Rolfsmeier v. Implement Dealers Mutual Ins. Co.

Annotate this Case

153 N.W.2d 367 (1967)

182 Neb. 150

Adolph ROLFSMEIER and Donald Rolfsmeier, d/b/a Rolfsmeier Motors, Appellants, v. IMPLEMENT DEALERS MUTUAL INSURANCE COMPANY, a Foreign Corporation, Appellee.

No. 36574.

Supreme Court of Nebraska.

October 13, 1967.

Ivan A. Blevens, Seward, for appellants.

Kier, Cobb & Luedtke, Lincoln, for appellee.


*368 SMITH, Justice.

The question is whether an automobile theft policy covers a taking of possession from automobile dealers, plaintiffs, by fraud. A thief allegedly delivered a purchase order and a worthless check for the price of the automobile, plaintiffs retaining the certificate of title. The district court dismissed the petition for failure to state a cause of action, and plaintiffs have appealed.

The policy is a combination of a common form and an "Automobile Dealers' Physical Damage Supplement." On the first page of the common form the boxed section shows coverage "D Theft (Broad Form)." In the column "Net Rates" the typed words "See Form" refer to coverage D. The boxed section is preceded by this sentence: "The limit of * * * liability * * * shall be * * * subject to all the terms of this policy having reference thereto." Below the boxed section the space headed "Description of the automobile and facts respecting its purchase by the insured" is blank.

Other relevant provisions found elsewhere in the common form are as follows: "(T)he company Agrees * * * subject to the * * * exclusions * * * and other terms of this policy: * * * Coverage DTheft (Broad Form): To pay for loss of * * * the automobile * * * caused by theft, larceny, robbery or pilferage. * * * This policy does not apply: * * * (g) under * * * D, to loss due to conversion, embezzlement or secretion by any person in possession of the automobile under a bailment lease, conditional sale, purchase agreement, mortgage or other encumbrance * * *."

The supplement which is inside the common form shows two sales locations, a monthly reporting basis, and a deposit premium of $101.75the sum appearing on the first page of the policy. Another part of the supplement reads as follows:

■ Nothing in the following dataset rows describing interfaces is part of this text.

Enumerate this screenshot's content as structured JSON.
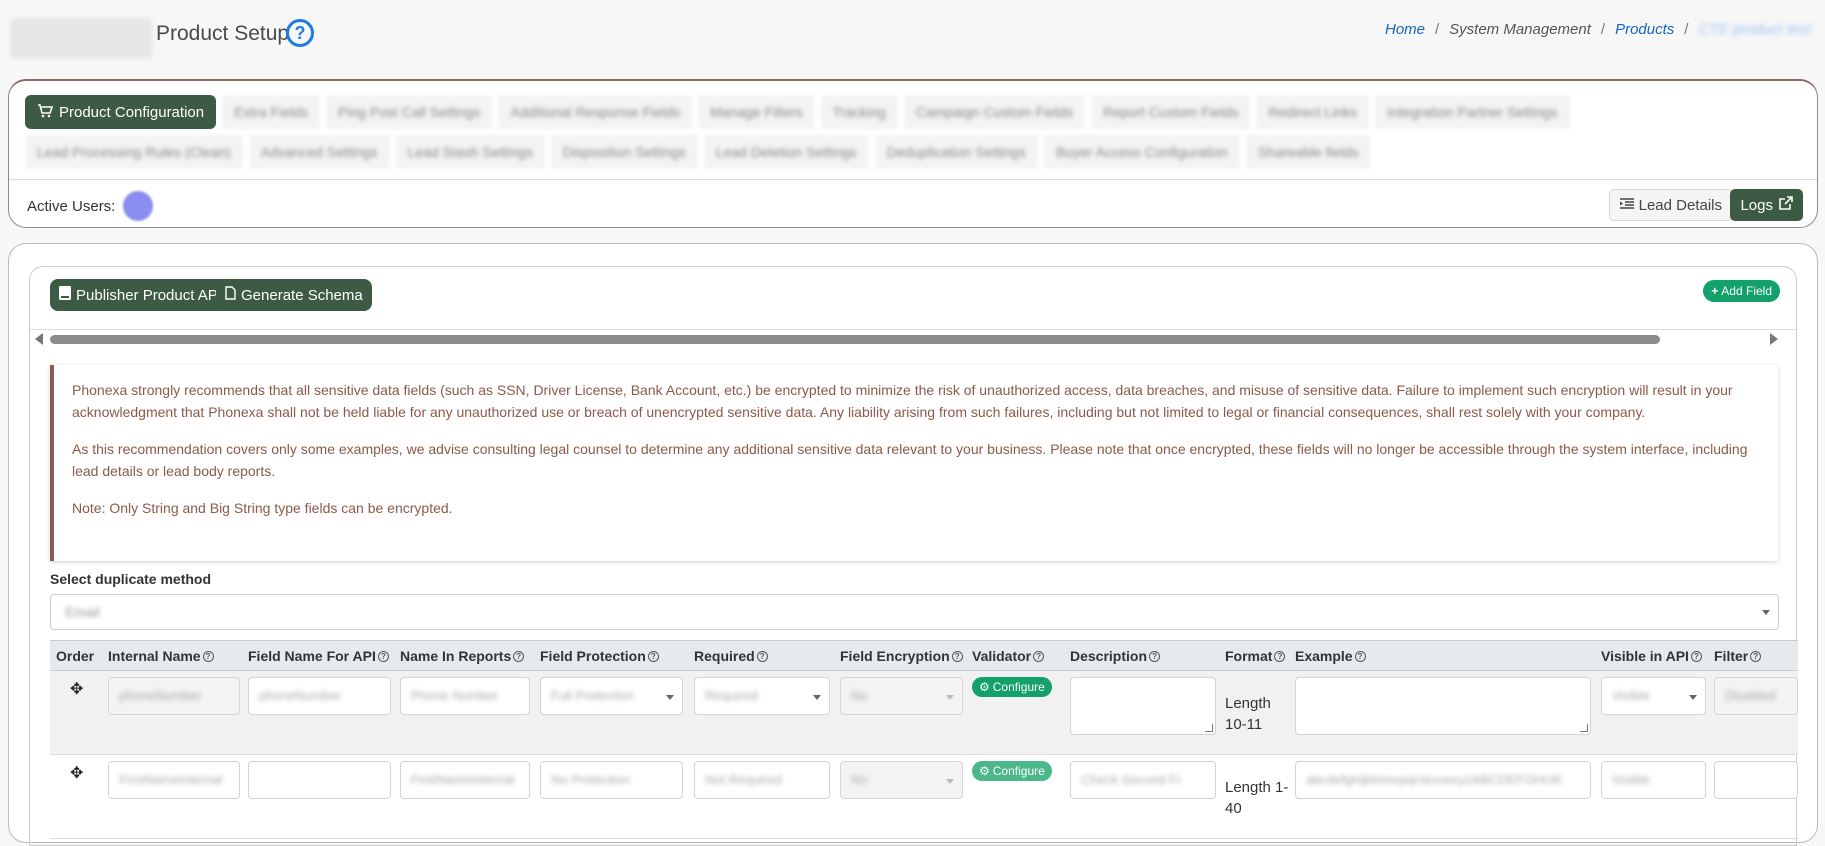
{
  "header": {
    "title": "Product Setup",
    "help_icon": "question-circle-icon",
    "breadcrumb": [
      "Home",
      "System Management",
      "Products",
      "CTE product test"
    ]
  },
  "tabs": {
    "row1": [
      "Product Configuration",
      "Extra Fields",
      "Ping Post Call Settings",
      "Additional Response Fields",
      "Manage Filters",
      "Tracking",
      "Campaign Custom Fields",
      "Report Custom Fields",
      "Redirect Links",
      "Integration Partner Settings"
    ],
    "row2": [
      "Lead Processing Rules (Clean)",
      "Advanced Settings",
      "Lead Stash Settings",
      "Disposition Settings",
      "Lead Deletion Settings",
      "Deduplication Settings",
      "Buyer Access Configuration",
      "Shareable fields"
    ]
  },
  "active_users": {
    "label": "Active Users:"
  },
  "actions": {
    "lead_details": "Lead Details",
    "logs": "Logs"
  },
  "toolbar": {
    "publisher_api": "Publisher Product API",
    "generate_schema": "Generate Schema",
    "add_field": "Add Field"
  },
  "warning": {
    "p1": "Phonexa strongly recommends that all sensitive data fields (such as SSN, Driver License, Bank Account, etc.) be encrypted to minimize the risk of unauthorized access, data breaches, and misuse of sensitive data. Failure to implement such encryption will result in your acknowledgment that Phonexa shall not be held liable for any unauthorized use or breach of unencrypted sensitive data. Any liability arising from such failures, including but not limited to legal or financial consequences, shall rest solely with your company.",
    "p2": "As this recommendation covers only some examples, we advise consulting legal counsel to determine any additional sensitive data relevant to your business. Please note that once encrypted, these fields will no longer be accessible through the system interface, including lead details or lead body reports.",
    "p3": "Note: Only String and Big String type fields can be encrypted."
  },
  "duplicate": {
    "label": "Select duplicate method",
    "value": "Email"
  },
  "table": {
    "headers": [
      "Order",
      "Internal Name",
      "Field Name For API",
      "Name In Reports",
      "Field Protection",
      "Required",
      "Field Encryption",
      "Validator",
      "Description",
      "Format",
      "Example",
      "Visible in API",
      "Filter"
    ],
    "rows": [
      {
        "internal_name": "phoneNumber",
        "api_name": "phoneNumber",
        "report_name": "Phone Number",
        "protection": "Full Protection",
        "required": "Required",
        "encryption": "No",
        "validator": "Configure",
        "format_line1": "Length",
        "format_line2": "10-11",
        "visible": "Visible",
        "filter": "Disabled"
      },
      {
        "internal_name": "FirstNameInternal",
        "api_name": "",
        "report_name": "FirstNameInternal",
        "protection": "No Protection",
        "required": "Not Required",
        "encryption": "No",
        "validator": "Configure",
        "description": "Check Second Fi",
        "format_line1": "Length 1-",
        "format_line2": "40",
        "example": "abcdefghijklmnopqrstuvwxyzABCDEFGHIJK",
        "visible": "Visible",
        "filter": ""
      }
    ]
  }
}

"The limit of * * * liability * * * shall be * * * subject to all the terms of this policy having reference thereto. * * * The company will pay for loss * * * caused by * * * theft, larceny, robbery or pilferage * * *. Exclusions: This supplement does not apply * * * to a loss resulting from or occurring after the insured's voluntarily parting with title or possession of any automobile, if induced to do so by any fraudulent scheme, trick, device or false pretense, or from embezzlement, conversion, secretion, theft, larceny, robbery or pilferage committed by any person entrusted by the insured with custody or possession of the automobile * * *."

An interpretation of an insurance contract should satisfy reasonable expectations of the insured at the time of the contract. If a contract prepared by the insurer is reasonably open to different interpretations, one favorable to the insurer and one advantageous to the insured, the one favorable to the insured will be adopted. Kent v. Dairyland Mut. Ins. Co., 177 Neb. 709, 131 N.W.2d 146.

Plaintiffs argue that the exclusionary clause in the supplement does not restrict the theft coverage in the common form. The exclusion is indeed literally limited to the supplement. It is clear, however, that the common form was not designed for automobile dealers, and the typewritten "See Form" invited attention to the supplement. Although the verbiage is not a model of clarity, it falls far short of a lure or trap for an unwary businessman. The substance of the exclusion is frequently found in dealer policies. In the light of the whole contract, recovery by plaintiffs would be a windfall. The loss was not within the risks assumed. See, Boyd v. Travelers Fire Ins. Co., 147 Neb. 237, 22 N.W.2d 700; Nelson v. Pennsylvania Fire Ins. Co., 154 Neb. 199, 47 N.W.2d 432.

The judgment is affirmed.